(Entries taken from a collection)
· · · · ·
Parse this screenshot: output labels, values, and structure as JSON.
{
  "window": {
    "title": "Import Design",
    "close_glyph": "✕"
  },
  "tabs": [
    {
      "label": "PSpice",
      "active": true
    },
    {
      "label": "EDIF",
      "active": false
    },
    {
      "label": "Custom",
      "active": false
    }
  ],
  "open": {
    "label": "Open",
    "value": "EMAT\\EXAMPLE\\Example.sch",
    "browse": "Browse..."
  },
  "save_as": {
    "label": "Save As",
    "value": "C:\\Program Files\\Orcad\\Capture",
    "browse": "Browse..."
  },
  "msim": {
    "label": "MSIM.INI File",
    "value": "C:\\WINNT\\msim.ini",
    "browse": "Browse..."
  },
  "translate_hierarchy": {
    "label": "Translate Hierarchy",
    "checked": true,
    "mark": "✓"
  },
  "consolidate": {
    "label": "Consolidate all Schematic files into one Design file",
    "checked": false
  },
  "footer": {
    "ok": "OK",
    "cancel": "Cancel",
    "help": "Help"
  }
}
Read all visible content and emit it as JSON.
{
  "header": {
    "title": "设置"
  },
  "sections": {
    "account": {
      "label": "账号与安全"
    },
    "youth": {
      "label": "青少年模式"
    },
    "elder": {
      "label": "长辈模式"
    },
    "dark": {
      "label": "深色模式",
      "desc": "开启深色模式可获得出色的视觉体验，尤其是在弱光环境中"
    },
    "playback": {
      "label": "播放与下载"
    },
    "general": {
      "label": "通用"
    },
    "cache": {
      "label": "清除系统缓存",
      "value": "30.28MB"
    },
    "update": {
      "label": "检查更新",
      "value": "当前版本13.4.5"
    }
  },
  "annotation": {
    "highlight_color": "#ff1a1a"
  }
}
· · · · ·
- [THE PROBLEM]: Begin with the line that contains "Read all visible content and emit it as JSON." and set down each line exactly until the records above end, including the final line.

- [PROBLEM SOLUTION]:
Read all visible content and emit it as JSON.
{
  "header": {
    "title": "设置"
  },
  "sections": {
    "account": {
      "label": "账号与安全"
    },
    "youth": {
      "label": "青少年模式"
    },
    "elder": {
      "label": "长辈模式"
    },
    "dark": {
      "label": "深色模式",
      "desc": "开启深色模式可获得出色的视觉体验，尤其是在弱光环境中"
    },
    "playback": {
      "label": "播放与下载"
    },
    "general": {
      "label": "通用"
    },
    "cache": {
      "label": "清除系统缓存",
      "value": "30.28MB"
    },
    "update": {
      "label": "检查更新",
      "value": "当前版本13.4.5"
    }
  },
  "annotation": {
    "highlight_color": "#ff1a1a"
  }
}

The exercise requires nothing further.